Now it has come time to fill out our guide. We want to make a brief virtual conversation that sets the stage for the tour.
- Double click this character in the sidebar. The other parts we care about now are
- Greeting – How the guide greets the player. Maybe
Hello. I am so glad to show you some of my favorite places.
- Conversation Table – This is a list of all the parts of conversation. Each part is a row in this table and is made up of
An option – A choice the player makes or a question the player asks.
A script – The character’s response to the player’s choice (scripts can do much more, but we’ll leave that for later).
For now, we are going to make a very simple conversation. Our player will have two questions to ask, and the guide will have good answers.
- Why should I take this tour?
- How long is this going to take?
The answers are of course up to you. But you start by hitting the (+) button at the bottom of the conversation table. Do this twice to make two rows/parts of the conversation. Then enter the questions above in the options column. Your conversation should look like this:
|Why should I take this tour?||Well, maybe that’s something you’ll just have to find out for yourself.|
|How long is this going to take?||No longer than it needs to take.|
Requirements are what allow you to not have everything happen all at once in your game. They primarily work to turn locations and conversation options off and on when the player has done other things. We will use a couple different requirements to give our tour just a little bit of depth.
Conversation Sequence Using Requirements
The idea with our two questions is that the player would ask them in sequence instead of both at the same time.
- Why should I take this tour?
- How long is this going to take?
This means we need to use requirements to
- “Turn off” the first question after it has been asked,
- “Turn on” the second question after the first one has been asked, and
- “Turn off” the second question after it has been asked.
Remember, everything by default is “on”. In the lingo, “We do not require the player to have done anything to see these options”.
On the first conversation option, Why should I take this tour?, we set the following requirement (hit the plus button in that row of the conversation table and hit plus again on the requirement table that pops up to add a new requirement):
|Player Has Not||Seen plaque/script||Why should I take this tour?||AND||N/A|
Another way to read this requirement:
The option Why should I take this tour? shows up until the player chooses Why should I take this tour?
The second option needs two requirements. One to turn it off in the beginning, keeping it off until the player chooses the first option, and the other to turn it off again, just like we’ve done with the first option.
|Player Has||Seen plaque/script||Why should I take this tour?||AND||N/A|
|Player Has Not||Seen plaque/script||How long is this going to take?||AND||N/A|
Tour Sequence Using Requirements

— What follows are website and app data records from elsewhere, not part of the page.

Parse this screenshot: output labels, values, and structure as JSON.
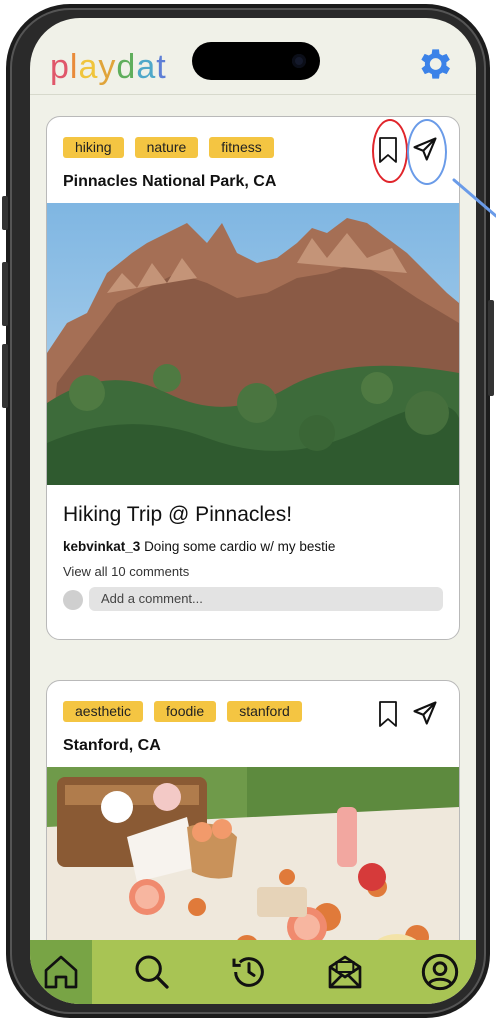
{
  "app": {
    "logo_letters": [
      "p",
      "l",
      "a",
      "y",
      "d",
      "a",
      "t"
    ]
  },
  "posts": [
    {
      "tags": [
        "hiking",
        "nature",
        "fitness"
      ],
      "location": "Pinnacles National Park, CA",
      "title": "Hiking Trip @ Pinnacles!",
      "username": "kebvinkat_3",
      "caption": "Doing some cardio w/ my bestie",
      "view_comments": "View all 10 comments",
      "comment_placeholder": "Add a comment..."
    },
    {
      "tags": [
        "aesthetic",
        "foodie",
        "stanford"
      ],
      "location": "Stanford, CA"
    }
  ],
  "nav": [
    "home-icon",
    "search-icon",
    "history-icon",
    "inbox-icon",
    "profile-icon"
  ],
  "colors": {
    "tag": "#f4c542",
    "nav": "#a8c454",
    "nav_active": "#78a445",
    "settings": "#3b82e8",
    "bookmark_highlight": "#e0252b",
    "share_highlight": "#6a9be8"
  }
}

Locations are the other very common place to use requirements to create structure within an ARIS game/tour/story. Here, we are going to be doing this in a very simple way. We want the places that are on the tour to show up after the player speaks with the guide. To do this, on each plaque’s location, we set the following requirement:
|Player Has||Greeted Character||The Guide||AND||N/A|

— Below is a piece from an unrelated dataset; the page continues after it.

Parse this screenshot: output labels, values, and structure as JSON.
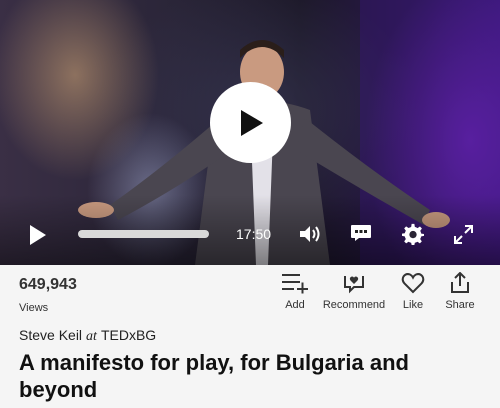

All of the content for your tour is now in place. The last thing to do is to change a couple settings to make it easy to play.
Throw the Switch

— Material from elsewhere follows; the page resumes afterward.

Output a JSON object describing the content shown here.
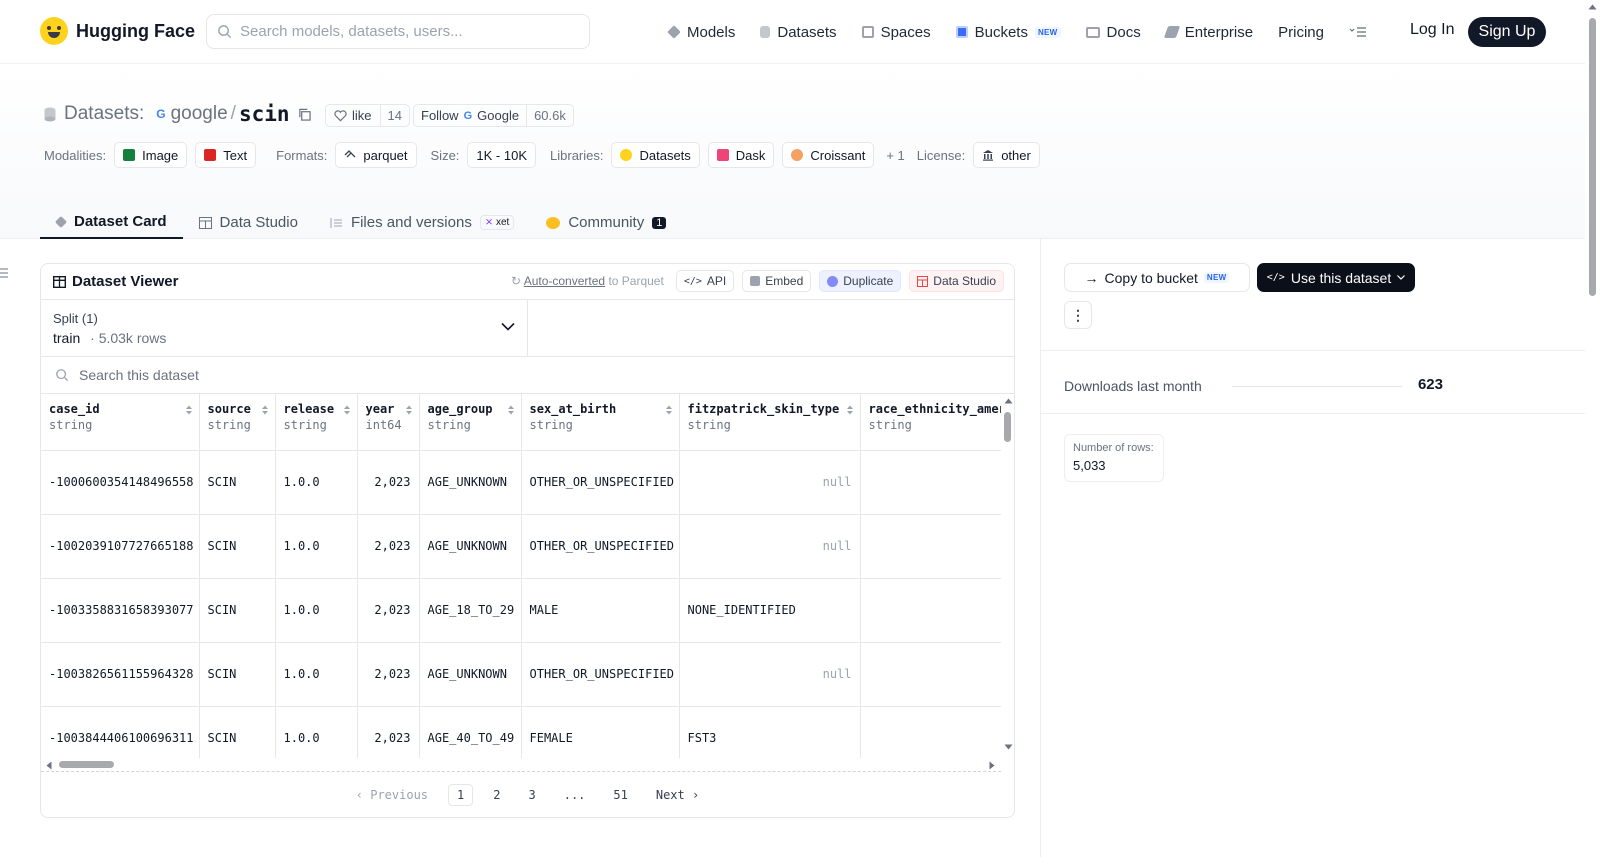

Make your game easy to find in the ARIS Client. Click on Game Settings in the sidebar and check the
Game is ready to be played/rated box.
Test using Quicktravel
Your tour might not be physically available here and now. To make it so your players can try it out anyway, we’ll set all of the locations to quicktravel. In the ARIS Editor, just go to
Game Settings and
Config. Check the
All locations Quicktravel box.
Turn off tabs Quests
You don’t want your players to be confused by looking at a blank Quests tab when they first open your tour. You can turn off the Quests tab in the player’s UI. In the ARIS Editor, click on
Game Settings and
Tabs. Click on Quests. It will now look gray. You can also rearrange these tabs by dragging them around.